In addition, it was recognised that there is a need for a dedicated National Invasive Species Coordinator for the Solomon Islands as activities are stepped up. The coordinator will oversee PRISMSS activities within the country, collaborate closely with the Barana community to achieve project outputs for the Barana restoration site, and facilitate technical support from PRISMSS as necessary. Furthermore, the scoping identified the necessity for facilities to support the community's efforts in managing invasive species within the Barana restoration site.

Director of Environment, Mr Josef Hurutarau, expressed the Government of Solomon Islands' enthusiasm for collaborating with SPREP and PRISMSS to address the pervasive issue of invasive species in the country. 

“Over the years, Solomon Islands has flagged invasive species management as a major gap in-country through the Pacific Invasives Species Indicators Survey, with the lack of staff capability in the technical skills required. With this opportunity offered to us, the Government of Solomon Islands is delighted to work with SPREP and PRISMSS to address the issue of invasive species, which has been a major problem for years now in Solomon Islands. We look forward to continue this work under future projects wherever possible”.

Jerry Mane, Coordinator of Barana Community Park and Heritage Park, emphasized the critical role of invasive species management in preserving ecosystem services and enhancing community livelihoods. He highlighted the benefits of the training provided by PRISMSS in safeguarding the park's biodiversity and enhancing food security.

“Invasive weeds and pests have posed many threats to Barana Park’s land and ecosystem services. These have been major constraints to the effective management of the site, and there has never been a right time for this intervention by PRISMSS to address this issue in our community.
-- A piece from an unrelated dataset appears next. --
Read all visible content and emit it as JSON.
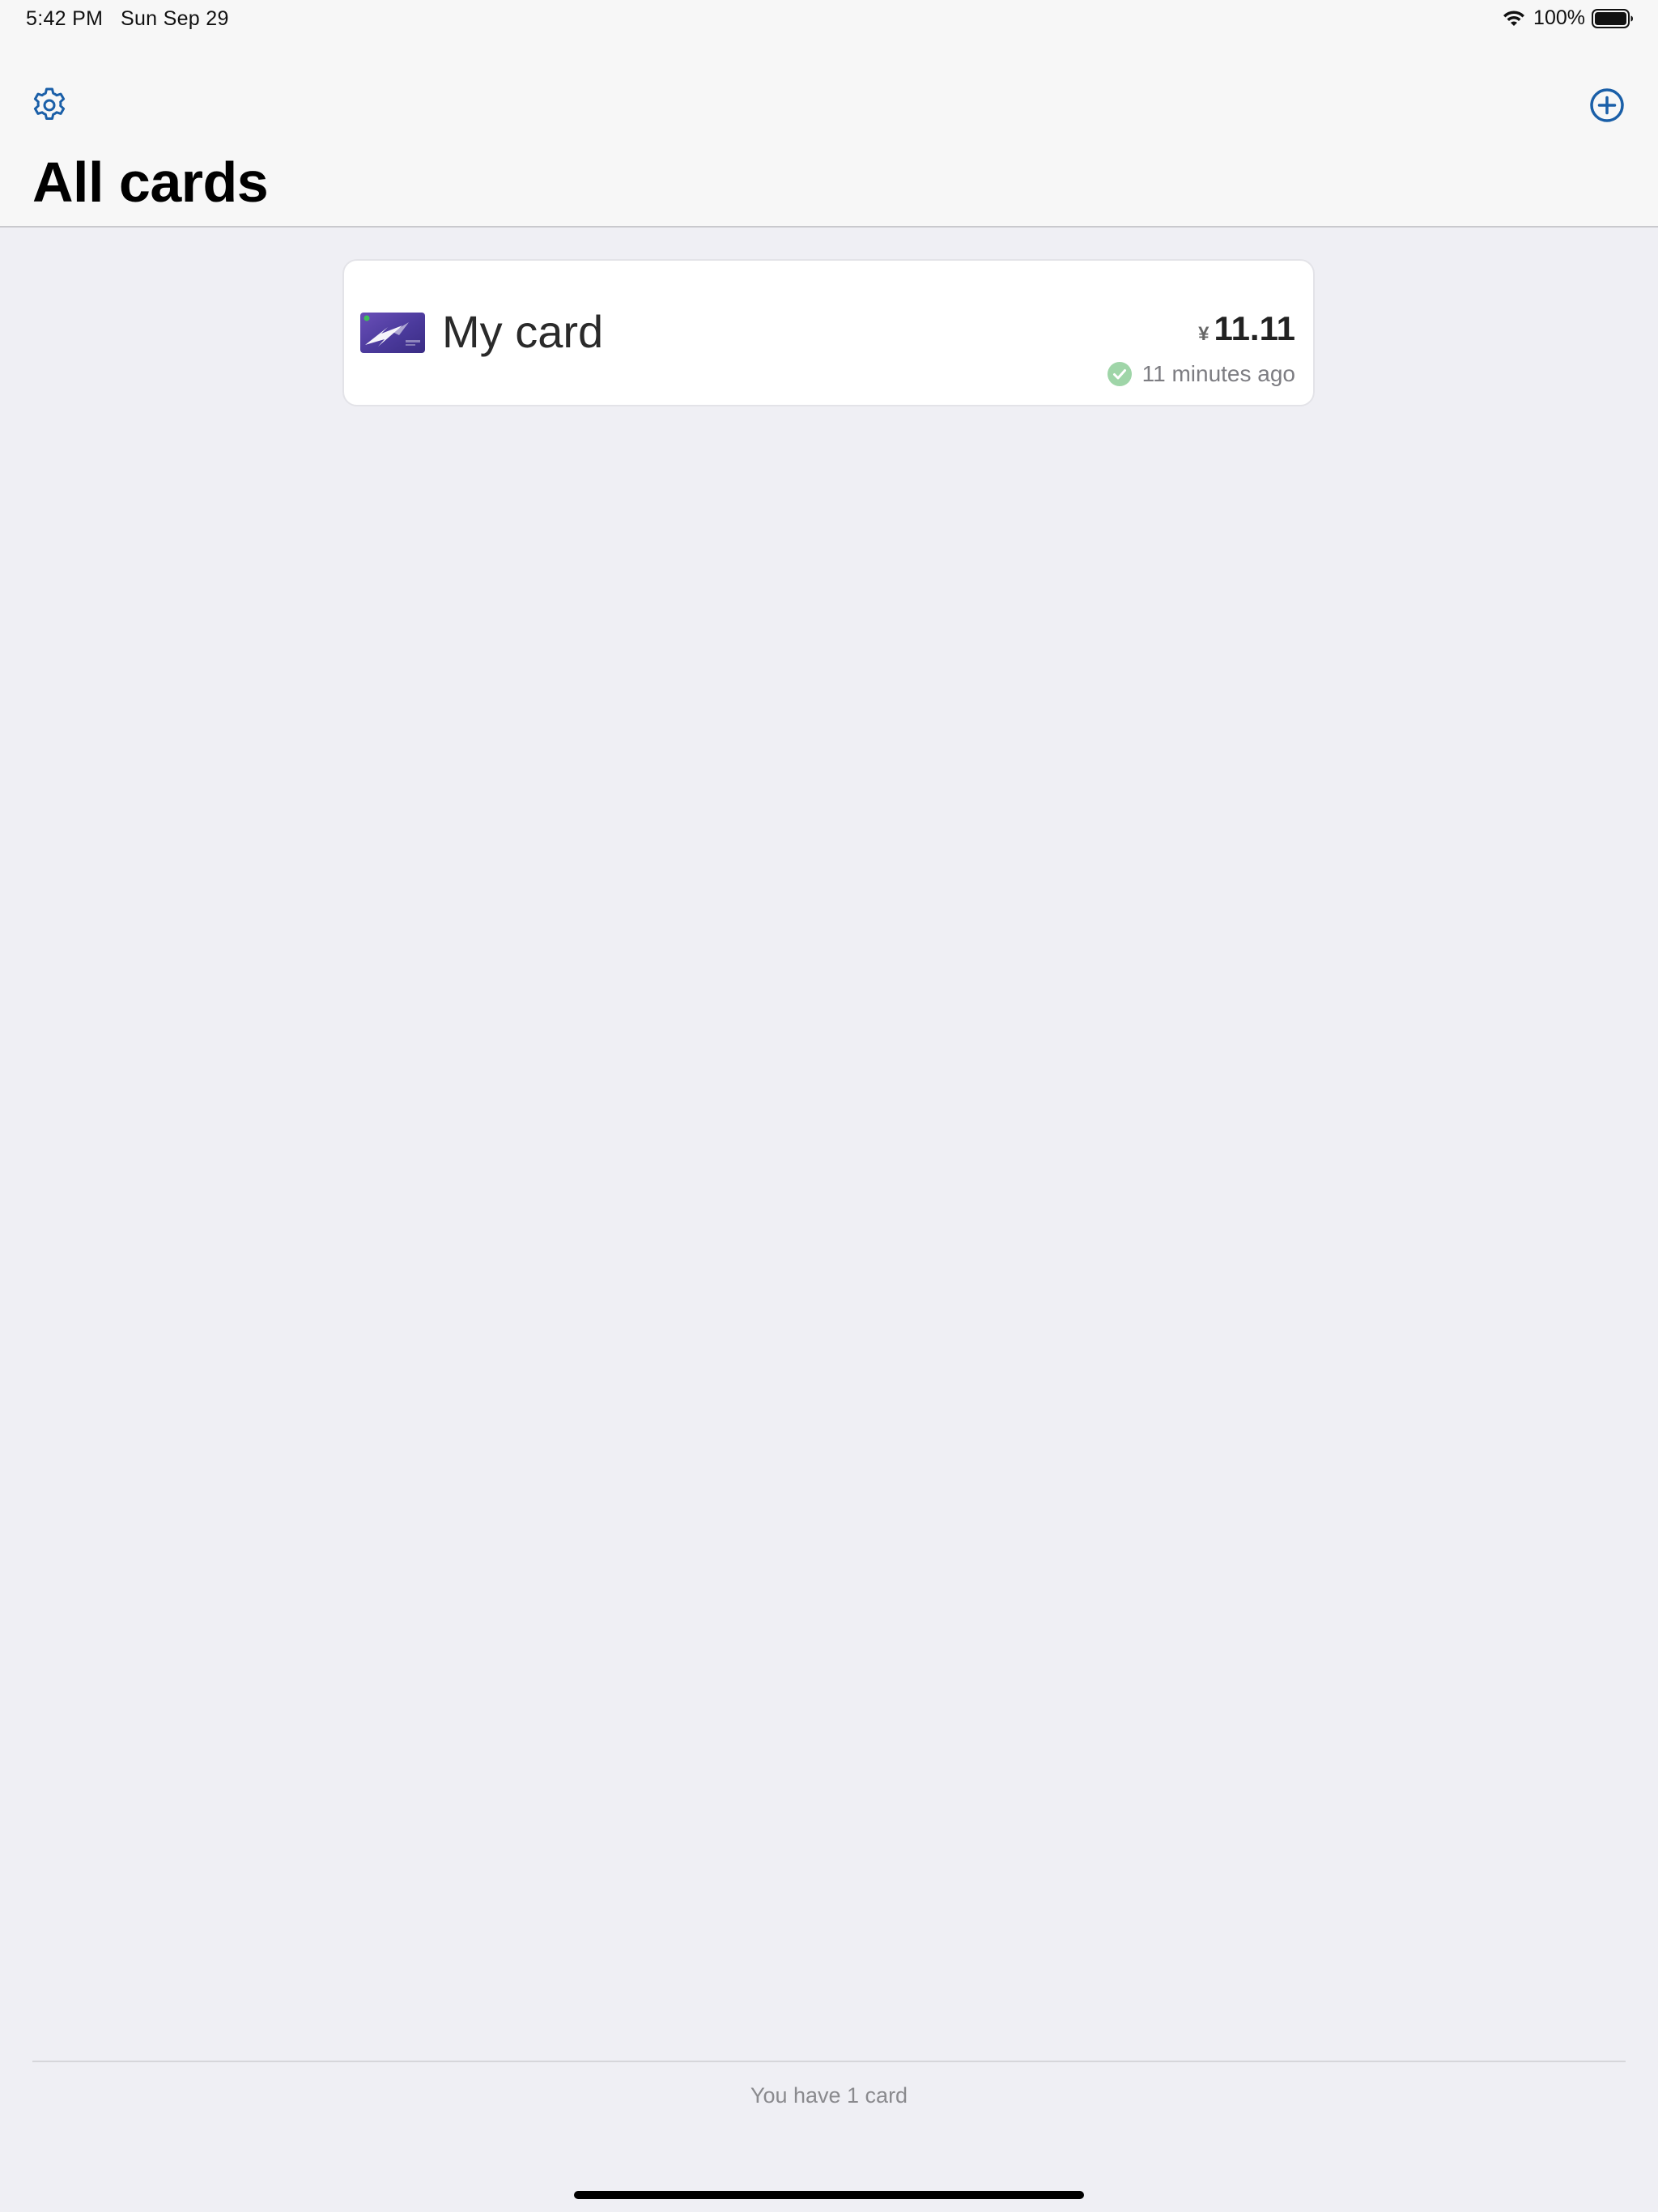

With the training provided to remove some of the prevalent weeds from our forests, this will provide a lot of benefits to our people in terms of enhancing our food security, and protecting ecosystem services such as water supply, soil stability, and pollination for Barana”.
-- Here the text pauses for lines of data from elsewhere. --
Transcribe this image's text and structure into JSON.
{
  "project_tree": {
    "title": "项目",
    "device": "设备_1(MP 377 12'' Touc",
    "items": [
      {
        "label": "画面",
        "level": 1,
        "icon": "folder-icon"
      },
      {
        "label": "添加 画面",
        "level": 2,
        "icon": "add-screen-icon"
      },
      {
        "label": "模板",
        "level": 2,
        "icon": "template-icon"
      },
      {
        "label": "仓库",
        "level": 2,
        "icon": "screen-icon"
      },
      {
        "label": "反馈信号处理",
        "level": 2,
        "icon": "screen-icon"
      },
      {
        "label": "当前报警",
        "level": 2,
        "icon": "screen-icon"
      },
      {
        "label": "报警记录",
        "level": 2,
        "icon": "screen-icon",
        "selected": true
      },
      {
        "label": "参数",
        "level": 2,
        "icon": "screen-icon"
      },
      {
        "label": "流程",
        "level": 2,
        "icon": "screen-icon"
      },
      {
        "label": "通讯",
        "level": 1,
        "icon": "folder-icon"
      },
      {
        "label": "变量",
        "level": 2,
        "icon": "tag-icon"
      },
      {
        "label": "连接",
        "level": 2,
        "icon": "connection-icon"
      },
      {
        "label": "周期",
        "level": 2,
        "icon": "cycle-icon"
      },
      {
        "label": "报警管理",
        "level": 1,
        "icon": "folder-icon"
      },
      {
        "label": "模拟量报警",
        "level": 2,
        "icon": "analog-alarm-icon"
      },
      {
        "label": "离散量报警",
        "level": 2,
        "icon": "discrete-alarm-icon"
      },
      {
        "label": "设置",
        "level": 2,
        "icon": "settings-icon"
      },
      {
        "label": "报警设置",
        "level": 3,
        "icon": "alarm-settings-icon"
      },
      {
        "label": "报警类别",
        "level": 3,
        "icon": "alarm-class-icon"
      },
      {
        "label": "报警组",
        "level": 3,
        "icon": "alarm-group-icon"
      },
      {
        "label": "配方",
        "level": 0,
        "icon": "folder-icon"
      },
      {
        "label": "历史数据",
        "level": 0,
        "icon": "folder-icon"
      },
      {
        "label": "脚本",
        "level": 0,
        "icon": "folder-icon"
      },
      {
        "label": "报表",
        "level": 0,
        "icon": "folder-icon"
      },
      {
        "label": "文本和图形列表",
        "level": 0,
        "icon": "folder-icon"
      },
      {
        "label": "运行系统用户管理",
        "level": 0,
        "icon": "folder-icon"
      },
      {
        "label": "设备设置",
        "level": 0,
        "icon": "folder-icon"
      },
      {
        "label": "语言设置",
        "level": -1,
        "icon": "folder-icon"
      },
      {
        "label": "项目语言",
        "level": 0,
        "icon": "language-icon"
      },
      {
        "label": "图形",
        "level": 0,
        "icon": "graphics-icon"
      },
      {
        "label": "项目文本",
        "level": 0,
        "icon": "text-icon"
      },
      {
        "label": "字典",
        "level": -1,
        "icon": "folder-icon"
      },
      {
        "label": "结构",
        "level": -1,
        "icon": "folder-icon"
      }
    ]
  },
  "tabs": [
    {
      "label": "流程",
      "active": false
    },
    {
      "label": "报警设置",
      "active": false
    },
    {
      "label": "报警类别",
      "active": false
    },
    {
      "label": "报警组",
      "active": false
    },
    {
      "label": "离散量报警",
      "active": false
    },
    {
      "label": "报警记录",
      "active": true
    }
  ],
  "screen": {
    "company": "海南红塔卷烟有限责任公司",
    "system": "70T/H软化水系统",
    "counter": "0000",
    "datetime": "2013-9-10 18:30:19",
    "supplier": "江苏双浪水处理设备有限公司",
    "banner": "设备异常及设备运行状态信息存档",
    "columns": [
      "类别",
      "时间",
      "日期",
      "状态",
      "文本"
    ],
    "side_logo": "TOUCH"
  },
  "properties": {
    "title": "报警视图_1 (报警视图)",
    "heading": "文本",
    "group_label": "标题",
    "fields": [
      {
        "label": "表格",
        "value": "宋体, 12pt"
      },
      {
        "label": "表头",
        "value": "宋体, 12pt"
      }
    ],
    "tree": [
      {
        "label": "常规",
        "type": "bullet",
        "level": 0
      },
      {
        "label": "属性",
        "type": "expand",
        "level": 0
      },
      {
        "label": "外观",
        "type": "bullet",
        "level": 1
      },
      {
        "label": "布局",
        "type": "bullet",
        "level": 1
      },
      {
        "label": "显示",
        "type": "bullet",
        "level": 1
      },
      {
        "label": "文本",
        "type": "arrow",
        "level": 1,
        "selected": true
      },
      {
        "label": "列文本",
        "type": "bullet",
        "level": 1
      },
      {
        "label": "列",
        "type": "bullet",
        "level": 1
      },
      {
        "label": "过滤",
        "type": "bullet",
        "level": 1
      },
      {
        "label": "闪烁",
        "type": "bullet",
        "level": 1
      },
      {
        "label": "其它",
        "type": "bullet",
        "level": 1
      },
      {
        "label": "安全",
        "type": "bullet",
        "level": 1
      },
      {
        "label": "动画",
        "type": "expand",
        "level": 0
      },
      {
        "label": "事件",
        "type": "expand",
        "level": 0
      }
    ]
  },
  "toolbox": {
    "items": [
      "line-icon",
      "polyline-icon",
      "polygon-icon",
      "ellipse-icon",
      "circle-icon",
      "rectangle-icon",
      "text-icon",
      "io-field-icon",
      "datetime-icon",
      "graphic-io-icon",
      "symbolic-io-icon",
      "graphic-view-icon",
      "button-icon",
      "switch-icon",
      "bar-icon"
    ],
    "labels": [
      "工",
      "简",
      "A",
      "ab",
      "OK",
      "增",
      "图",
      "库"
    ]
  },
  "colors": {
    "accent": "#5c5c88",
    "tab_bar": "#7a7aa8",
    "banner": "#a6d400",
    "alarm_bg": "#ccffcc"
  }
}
The launch of the PRISMSS-RIR project will increase the geographical coverage of the PRISMSS programmes such as WOW and RERC by increasing support to Melanesian and Micronesian countries.

 “A lot of the technical support and effort provided under the PRISMSS War on Weeds and Resilient Ecosystems-Resilient Communities Programmes since 2019 have been focused largely on the Polynesian region, “said SPREP Invasive Species Adviser, David Moverley. “This has been largely due to the funds available to us. With the funding support provided by the New Zealand Government, we can now expand the scope of our work to Melanesian countries like Solomon Islands and Vanuatu, and Micronesian countries like Palau and the Federated States of Micronesia”.

Moving forward, PRISMSS aims to develop and pave the way for project activities to commence in July 2024.